In East Asia, 2013 is the Year of the Snake, although in China and those countries that still follow Chinese customs the new year doesn’t begin until February 10. While in the West a snake usually conjures up bad images and is sometimes a symbol of evil, that is not the case in East Asia.
In several ancient cultures, snake worship was a common practice, and the ancient Egyptians saw the snake as a symbol of wisdom. Similarly, to the Chinese of the past and many of the present the snake is a symbol of good fortune.
Still, the snake is my least-liked of the twelve Asian zodiac symbols. I have never liked snakes of any kind anywhere.
In the English-speaking world, “a snake in the grass” is an idiom used for “a sneaky and despised person.” And “killing snakes” is a metaphor sometimes used to describe energetic effort in getting something done; usually it means going overboard, being a bit overzealous.
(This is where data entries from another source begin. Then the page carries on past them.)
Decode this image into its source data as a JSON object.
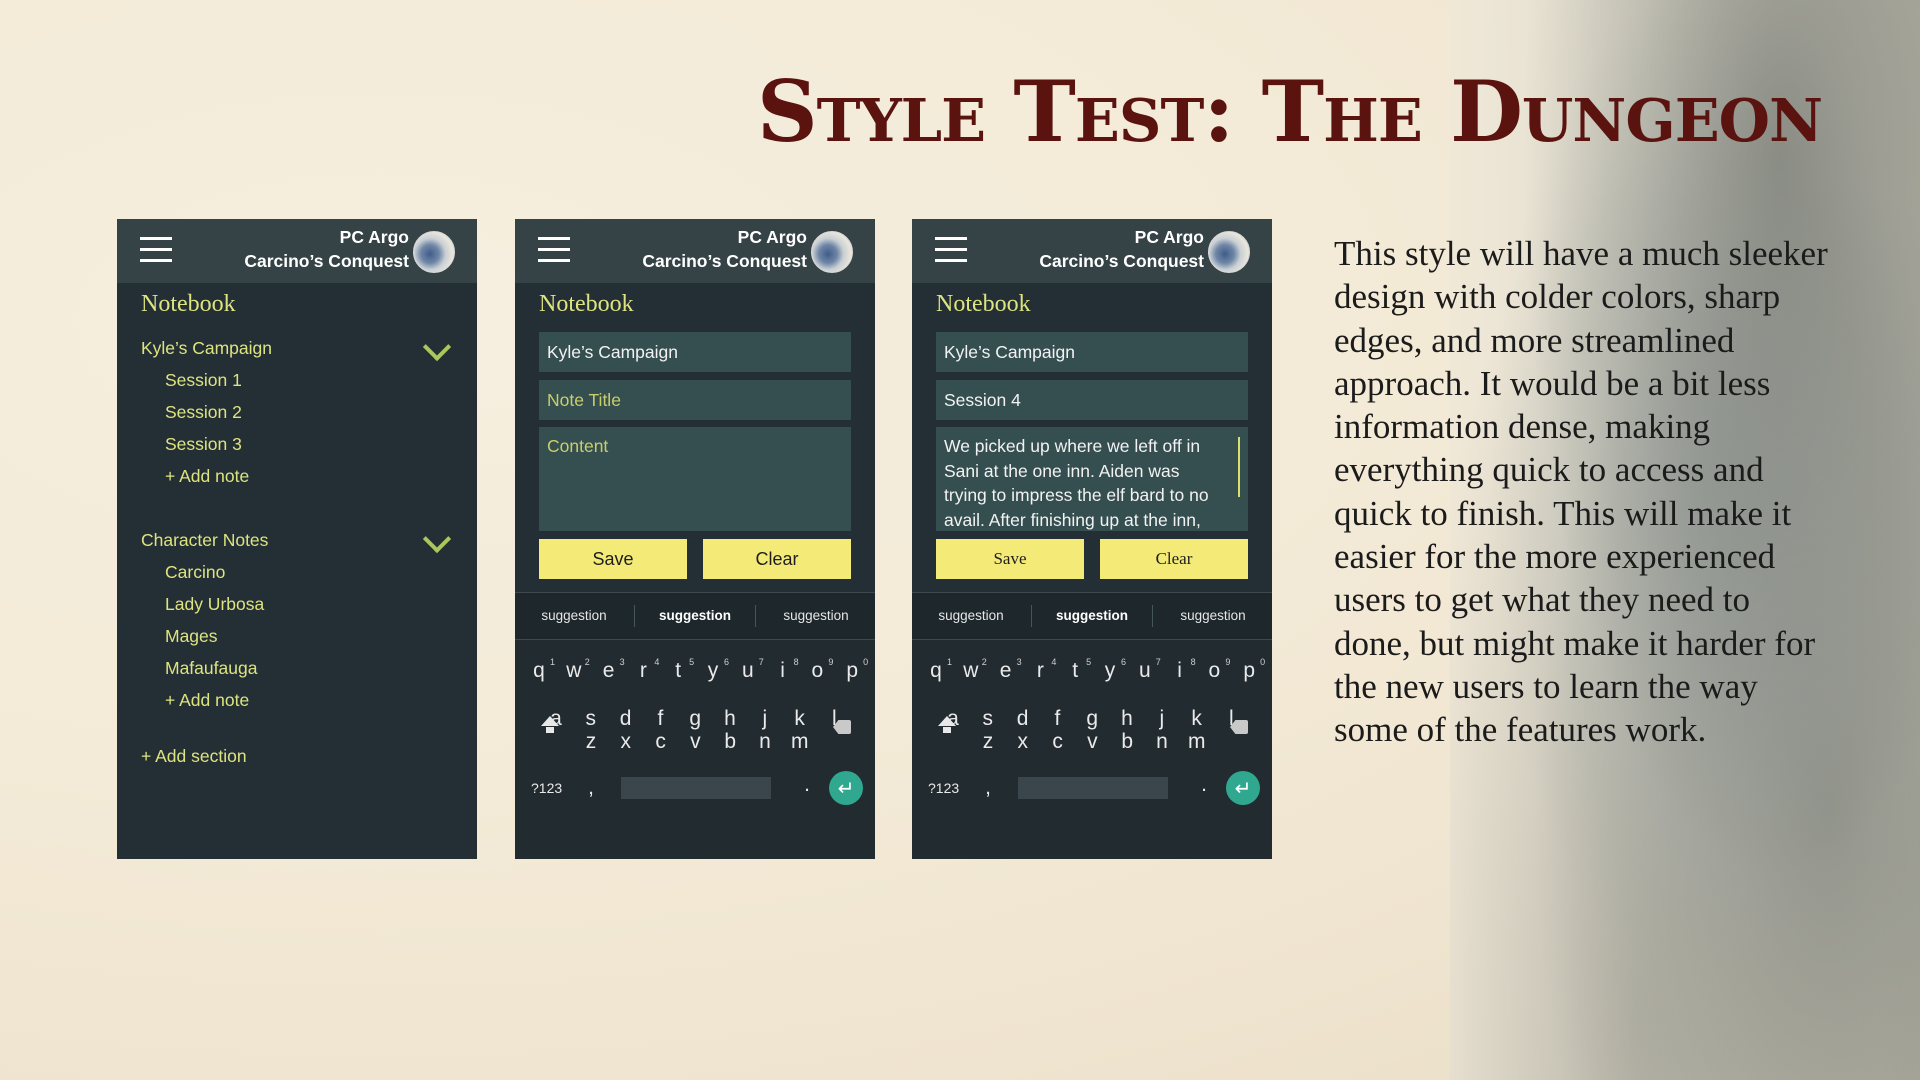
{
  "slide": {
    "title": "Style Test: The Dungeon",
    "description": "This style will have a much sleeker design with colder colors, sharp edges, and more streamlined approach. It would be a bit less information dense, making everything quick to access and quick to finish. This will make it easier for the more experienced users to get what they need to done, but might make it harder for the new users to learn the way some of the features work."
  },
  "header": {
    "user": "PC Argo",
    "subtitle": "Carcino’s Conquest"
  },
  "notebook_title": "Notebook",
  "phone1": {
    "sections": [
      {
        "label": "Kyle’s Campaign",
        "items": [
          "Session 1",
          "Session 2",
          "Session 3"
        ],
        "add": "+ Add note"
      },
      {
        "label": "Character Notes",
        "items": [
          "Carcino",
          "Lady Urbosa",
          "Mages",
          "Mafaufauga"
        ],
        "add": "+ Add note"
      }
    ],
    "add_section": "+ Add section"
  },
  "phone2": {
    "campaign": "Kyle’s Campaign",
    "title_placeholder": "Note Title",
    "content_placeholder": "Content",
    "save": "Save",
    "clear": "Clear"
  },
  "phone3": {
    "campaign": "Kyle’s Campaign",
    "title": "Session 4",
    "content": "We picked up where we left off in Sani at the one inn. Aiden was trying to impress the elf bard to no avail. After finishing up at the inn,",
    "save": "Save",
    "clear": "Clear"
  },
  "keyboard": {
    "suggestions": [
      "suggestion",
      "suggestion",
      "suggestion"
    ],
    "row1": [
      "q",
      "w",
      "e",
      "r",
      "t",
      "y",
      "u",
      "i",
      "o",
      "p"
    ],
    "row1_nums": [
      "1",
      "2",
      "3",
      "4",
      "5",
      "6",
      "7",
      "8",
      "9",
      "0"
    ],
    "row2": [
      "a",
      "s",
      "d",
      "f",
      "g",
      "h",
      "j",
      "k",
      "l"
    ],
    "row3": [
      "z",
      "x",
      "c",
      "v",
      "b",
      "n",
      "m"
    ],
    "symbols": "?123",
    "comma": ",",
    "period": "."
  },
  "colors": {
    "accent": "#dde47f",
    "panel": "#242e35",
    "header": "#354246",
    "button": "#f3ea78",
    "title": "#5a130f"
  }
}
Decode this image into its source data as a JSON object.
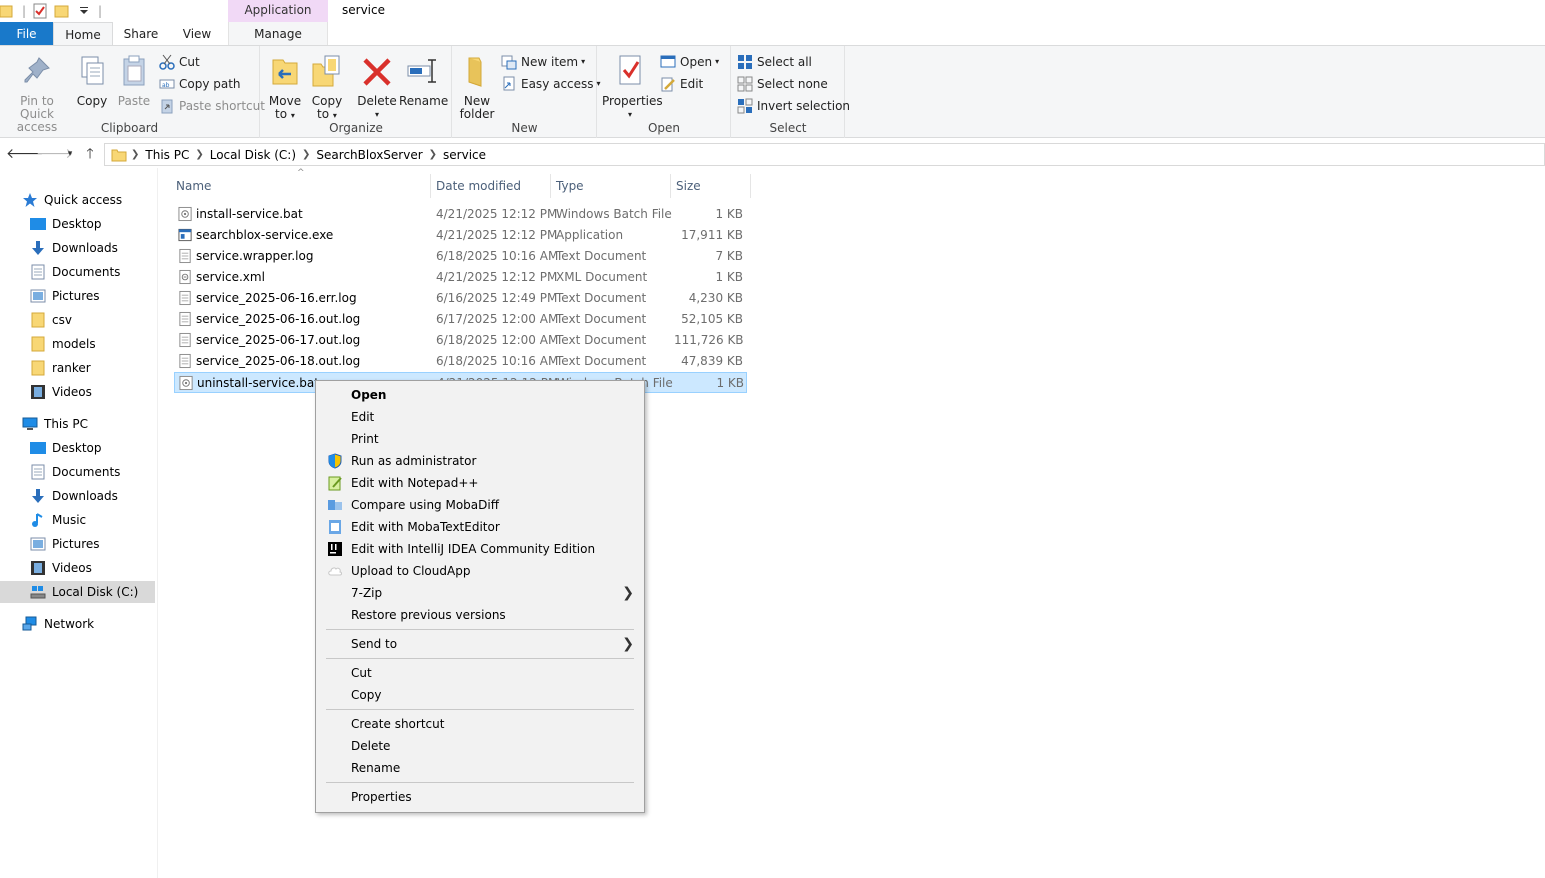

In these and other western expressions, snakes are seen negatively.
In its first edition of the year, The Economist magazine wrote, “So in Tokyo it is already the year of the snake. In the East these animals are associated with good fortune. Japan’s politics being what it is these days, the western meaning may be more suitable.”
That was in written in 1989, two cycles ago; some things don’t change much! (I don’t have many positive feelings toward the new Prime Minister of Japan who was elected earlier this month.)
But it is true, in East Asia the snake is a symbol of good fortune, and those born in the Year of the Snake (for example, those born in 1941, 1953, 1965) are usually kind, vibrant, introspective, and refined—or so it is said.
So this is a special year for people born in those years (and there may even be some readers who were born in 1929). I hope it will be an extraordinary year for all of you born in the Year of the Snake, even if you don’t live in Japan or China.
Who knows, though, what will happen in our world, on in our personal lives, between now and the beginning of next year, the Year of the Horse. Some of you reading this may no longer be here next year—and neither may the one writing this. (My daughter Kathy’s father-in-law suddenly passed away last week—just three days after they saw him “hale and hearty” in Louisville; he was several years older than I, but still . . .)
So perhaps the beginning of the new year is a good time to recall, and to pray, the words of the 1974 hit song that contains these important words,
Yesterday’s gone, Sweet Jesus,And tomorrow may never be mine.Lord, help me today,Show me the way,One day at a time.
I pray that you will, indeed, have a happy new year, one day at a time.